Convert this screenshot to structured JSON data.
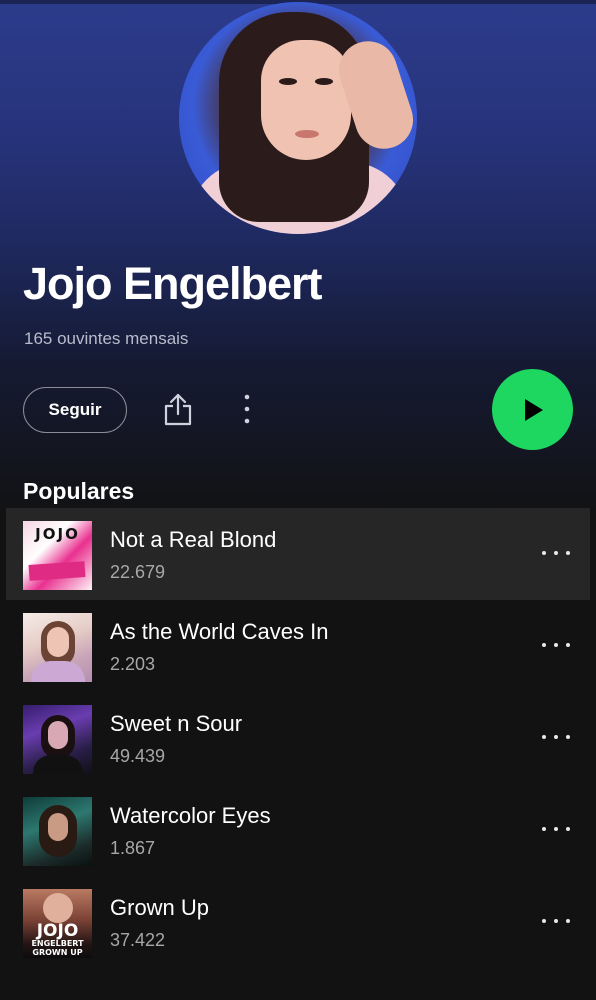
{
  "artist": {
    "name": "Jojo Engelbert",
    "listeners": "165 ouvintes mensais"
  },
  "actions": {
    "follow_label": "Seguir"
  },
  "popular": {
    "title": "Populares",
    "tracks": [
      {
        "title": "Not a Real Blond",
        "plays": "22.679"
      },
      {
        "title": "As the World Caves In",
        "plays": "2.203"
      },
      {
        "title": "Sweet n Sour",
        "plays": "49.439"
      },
      {
        "title": "Watercolor Eyes",
        "plays": "1.867"
      },
      {
        "title": "Grown Up",
        "plays": "37.422"
      }
    ]
  },
  "covers": {
    "cover_1_text": "JOJO",
    "cover_5_line_1": "JOJO",
    "cover_5_line_2": "ENGELBERT",
    "cover_5_line_3": "GROWN UP"
  },
  "colors": {
    "accent": "#1ed760",
    "hero_top": "#2c3b8c",
    "background": "#121212"
  }
}
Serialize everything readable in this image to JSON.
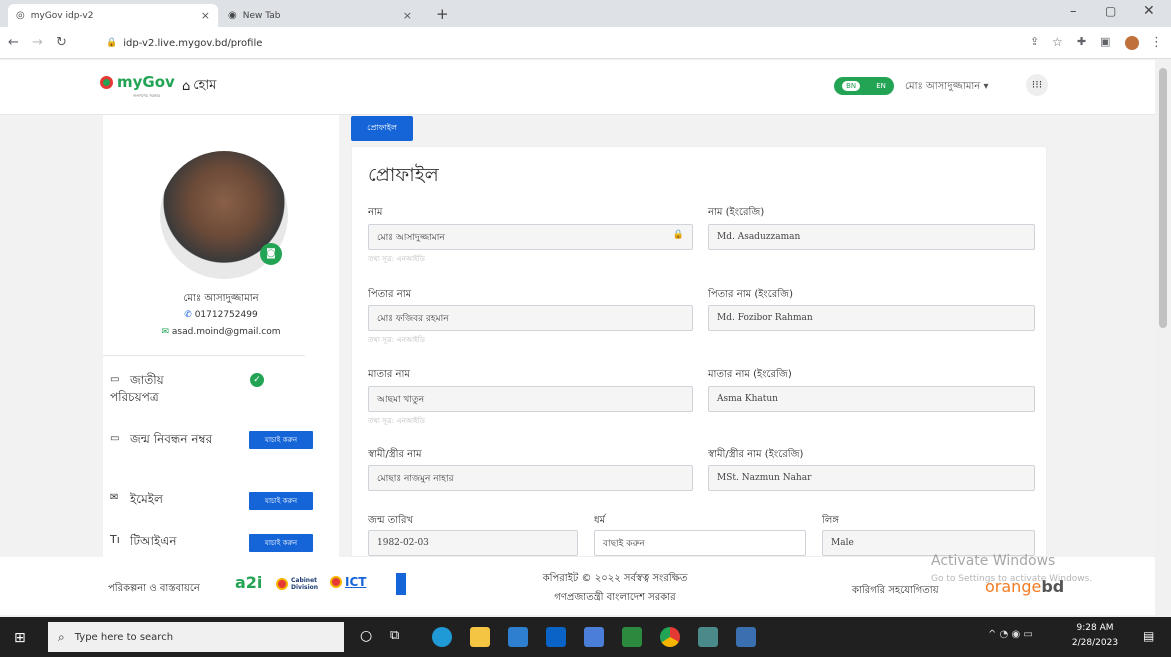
{
  "browser": {
    "tabs": [
      {
        "title": "myGov idp-v2",
        "close": "×"
      },
      {
        "title": "New Tab",
        "close": "×"
      }
    ],
    "new_tab": "+",
    "url": "idp-v2.live.mygov.bd/profile"
  },
  "header": {
    "logo_text": "myGov",
    "logo_sub": "জনগণের সরকার",
    "home_label": "হোম",
    "lang_toggle": {
      "bn": "BN",
      "en": "EN"
    },
    "user_name": "মোঃ আসাদুজ্জামান",
    "user_caret": "▾"
  },
  "sidebar": {
    "name": "মোঃ আসাদুজ্জামান",
    "phone": "01712752499",
    "email": "asad.moind@gmail.com",
    "items": [
      {
        "label": "জাতীয় পরিচয়পত্র",
        "status": "verified"
      },
      {
        "label": "জন্ম নিবন্ধন নম্বর",
        "action": "যাচাই করুন"
      },
      {
        "label": "ইমেইল",
        "action": "যাচাই করুন"
      },
      {
        "label": "টিআইএন",
        "action": "যাচাই করুন"
      }
    ]
  },
  "main": {
    "tab_label": "প্রোফাইল",
    "title": "প্রোফাইল",
    "source_hint": "তথ্য সূত্র: এনআইডি",
    "fields": {
      "name_bn": {
        "label": "নাম",
        "value": "মোঃ আসাদুজ্জামান"
      },
      "name_en": {
        "label": "নাম (ইংরেজি)",
        "value": "Md. Asaduzzaman"
      },
      "father_bn": {
        "label": "পিতার নাম",
        "value": "মোঃ ফজিবর রহমান"
      },
      "father_en": {
        "label": "পিতার নাম (ইংরেজি)",
        "value": "Md. Fozibor Rahman"
      },
      "mother_bn": {
        "label": "মাতার নাম",
        "value": "আছমা খাতুন"
      },
      "mother_en": {
        "label": "মাতার নাম (ইংরেজি)",
        "value": "Asma Khatun"
      },
      "spouse_bn": {
        "label": "স্বামী/স্ত্রীর নাম",
        "value": "মোছাঃ নাজমুন নাহার"
      },
      "spouse_en": {
        "label": "স্বামী/স্ত্রীর নাম (ইংরেজি)",
        "value": "MSt. Nazmun Nahar"
      },
      "dob": {
        "label": "জন্ম তারিখ",
        "value": "1982-02-03"
      },
      "religion": {
        "label": "ধর্ম",
        "placeholder": "বাছাই করুন"
      },
      "gender": {
        "label": "লিঙ্গ",
        "value": "Male"
      }
    }
  },
  "footer": {
    "planning": "পরিকল্পনা ও বাস্তবায়নে",
    "a2i": "a2i",
    "cabinet": "Cabinet Division",
    "ict": "ICT",
    "copyright": "কপিরাইট © ২০২২ সর্বস্বত্ব সংরক্ষিত",
    "govt": "গণপ্রজাতন্ত্রী বাংলাদেশ সরকার",
    "tech_support": "কারিগরি সহযোগিতায়",
    "orange": "orange",
    "bd": "bd",
    "watermark_title": "Activate Windows",
    "watermark_sub": "Go to Settings to activate Windows."
  },
  "taskbar": {
    "search_placeholder": "Type here to search",
    "time": "9:28 AM",
    "date": "2/28/2023"
  },
  "colors": {
    "primary": "#1565d8",
    "green": "#23a455",
    "orange": "#f47b20"
  }
}
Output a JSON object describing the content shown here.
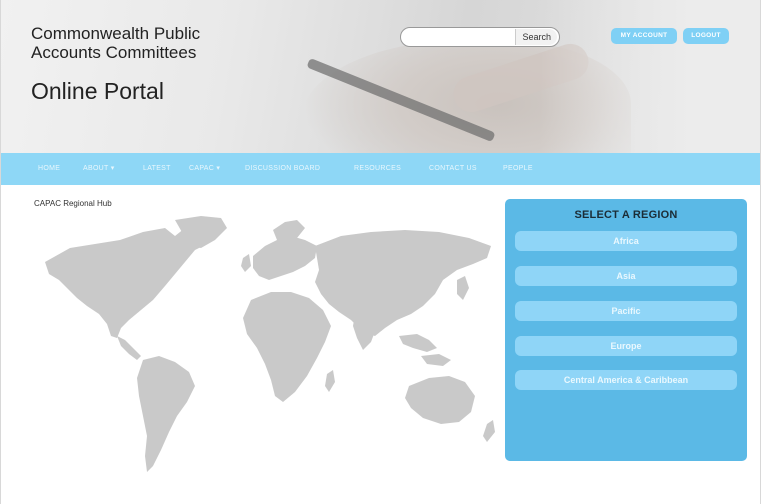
{
  "header": {
    "site_title": "Commonwealth Public Accounts Committees",
    "portal_title": "Online Portal",
    "search": {
      "placeholder": "",
      "button_label": "Search"
    },
    "account_button": "MY ACCOUNT",
    "logout_button": "LOGOUT"
  },
  "nav": {
    "items": [
      {
        "label": "HOME"
      },
      {
        "label": "ABOUT ▾"
      },
      {
        "label": "LATEST"
      },
      {
        "label": "CAPAC ▾"
      },
      {
        "label": "DISCUSSION BOARD"
      },
      {
        "label": "RESOURCES"
      },
      {
        "label": "CONTACT US"
      },
      {
        "label": "PEOPLE"
      }
    ]
  },
  "main": {
    "hub_label": "CAPAC Regional Hub"
  },
  "region_panel": {
    "title": "SELECT A REGION",
    "regions": [
      {
        "label": "Africa"
      },
      {
        "label": "Asia"
      },
      {
        "label": "Pacific"
      },
      {
        "label": "Europe"
      },
      {
        "label": "Central America & Caribbean"
      }
    ]
  },
  "colors": {
    "nav_bg": "#8ed7f6",
    "panel_bg": "#5bb9e6",
    "region_button_bg": "#8fd5f7",
    "header_button_bg": "#7fd0f5",
    "map_land": "#c9c9c9"
  }
}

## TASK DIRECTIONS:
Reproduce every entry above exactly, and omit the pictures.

## RESPONSE TO THE EXERCISE:
Convert this screenshot to structured JSON data.
{
  "artist": {
    "name": "Jojo Engelbert",
    "listeners": "165 ouvintes mensais"
  },
  "actions": {
    "follow_label": "Seguir"
  },
  "popular": {
    "title": "Populares",
    "tracks": [
      {
        "title": "Not a Real Blond",
        "plays": "22.679"
      },
      {
        "title": "As the World Caves In",
        "plays": "2.203"
      },
      {
        "title": "Sweet n Sour",
        "plays": "49.439"
      },
      {
        "title": "Watercolor Eyes",
        "plays": "1.867"
      },
      {
        "title": "Grown Up",
        "plays": "37.422"
      }
    ]
  },
  "covers": {
    "cover_1_text": "JOJO",
    "cover_5_line_1": "JOJO",
    "cover_5_line_2": "ENGELBERT",
    "cover_5_line_3": "GROWN UP"
  },
  "colors": {
    "accent": "#1ed760",
    "hero_top": "#2c3b8c",
    "background": "#121212"
  }
}
Serialize everything readable in this image to JSON.
{
  "browser": {
    "tabs": [
      {
        "title": "myGov idp-v2",
        "close": "×"
      },
      {
        "title": "New Tab",
        "close": "×"
      }
    ],
    "new_tab": "+",
    "url": "idp-v2.live.mygov.bd/profile"
  },
  "header": {
    "logo_text": "myGov",
    "logo_sub": "জনগণের সরকার",
    "home_label": "হোম",
    "lang_toggle": {
      "bn": "BN",
      "en": "EN"
    },
    "user_name": "মোঃ আসাদুজ্জামান",
    "user_caret": "▾"
  },
  "sidebar": {
    "name": "মোঃ আসাদুজ্জামান",
    "phone": "01712752499",
    "email": "asad.moind@gmail.com",
    "items": [
      {
        "label": "জাতীয় পরিচয়পত্র",
        "status": "verified"
      },
      {
        "label": "জন্ম নিবন্ধন নম্বর",
        "action": "যাচাই করুন"
      },
      {
        "label": "ইমেইল",
        "action": "যাচাই করুন"
      },
      {
        "label": "টিআইএন",
        "action": "যাচাই করুন"
      }
    ]
  },
  "main": {
    "tab_label": "প্রোফাইল",
    "title": "প্রোফাইল",
    "source_hint": "তথ্য সূত্র: এনআইডি",
    "fields": {
      "name_bn": {
        "label": "নাম",
        "value": "মোঃ আসাদুজ্জামান"
      },
      "name_en": {
        "label": "নাম (ইংরেজি)",
        "value": "Md. Asaduzzaman"
      },
      "father_bn": {
        "label": "পিতার নাম",
        "value": "মোঃ ফজিবর রহমান"
      },
      "father_en": {
        "label": "পিতার নাম (ইংরেজি)",
        "value": "Md. Fozibor Rahman"
      },
      "mother_bn": {
        "label": "মাতার নাম",
        "value": "আছমা খাতুন"
      },
      "mother_en": {
        "label": "মাতার নাম (ইংরেজি)",
        "value": "Asma Khatun"
      },
      "spouse_bn": {
        "label": "স্বামী/স্ত্রীর নাম",
        "value": "মোছাঃ নাজমুন নাহার"
      },
      "spouse_en": {
        "label": "স্বামী/স্ত্রীর নাম (ইংরেজি)",
        "value": "MSt. Nazmun Nahar"
      },
      "dob": {
        "label": "জন্ম তারিখ",
        "value": "1982-02-03"
      },
      "religion": {
        "label": "ধর্ম",
        "placeholder": "বাছাই করুন"
      },
      "gender": {
        "label": "লিঙ্গ",
        "value": "Male"
      }
    }
  },
  "footer": {
    "planning": "পরিকল্পনা ও বাস্তবায়নে",
    "a2i": "a2i",
    "cabinet": "Cabinet Division",
    "ict": "ICT",
    "copyright": "কপিরাইট © ২০২২ সর্বস্বত্ব সংরক্ষিত",
    "govt": "গণপ্রজাতন্ত্রী বাংলাদেশ সরকার",
    "tech_support": "কারিগরি সহযোগিতায়",
    "orange": "orange",
    "bd": "bd",
    "watermark_title": "Activate Windows",
    "watermark_sub": "Go to Settings to activate Windows."
  },
  "taskbar": {
    "search_placeholder": "Type here to search",
    "time": "9:28 AM",
    "date": "2/28/2023"
  },
  "colors": {
    "primary": "#1565d8",
    "green": "#23a455",
    "orange": "#f47b20"
  }
}
Output a JSON object describing the content shown here.
{
  "header": {
    "site_title": "Commonwealth Public Accounts Committees",
    "portal_title": "Online Portal",
    "search": {
      "placeholder": "",
      "button_label": "Search"
    },
    "account_button": "MY ACCOUNT",
    "logout_button": "LOGOUT"
  },
  "nav": {
    "items": [
      {
        "label": "HOME"
      },
      {
        "label": "ABOUT ▾"
      },
      {
        "label": "LATEST"
      },
      {
        "label": "CAPAC ▾"
      },
      {
        "label": "DISCUSSION BOARD"
      },
      {
        "label": "RESOURCES"
      },
      {
        "label": "CONTACT US"
      },
      {
        "label": "PEOPLE"
      }
    ]
  },
  "main": {
    "hub_label": "CAPAC Regional Hub"
  },
  "region_panel": {
    "title": "SELECT A REGION",
    "regions": [
      {
        "label": "Africa"
      },
      {
        "label": "Asia"
      },
      {
        "label": "Pacific"
      },
      {
        "label": "Europe"
      },
      {
        "label": "Central America & Caribbean"
      }
    ]
  },
  "colors": {
    "nav_bg": "#8ed7f6",
    "panel_bg": "#5bb9e6",
    "region_button_bg": "#8fd5f7",
    "header_button_bg": "#7fd0f5",
    "map_land": "#c9c9c9"
  }
}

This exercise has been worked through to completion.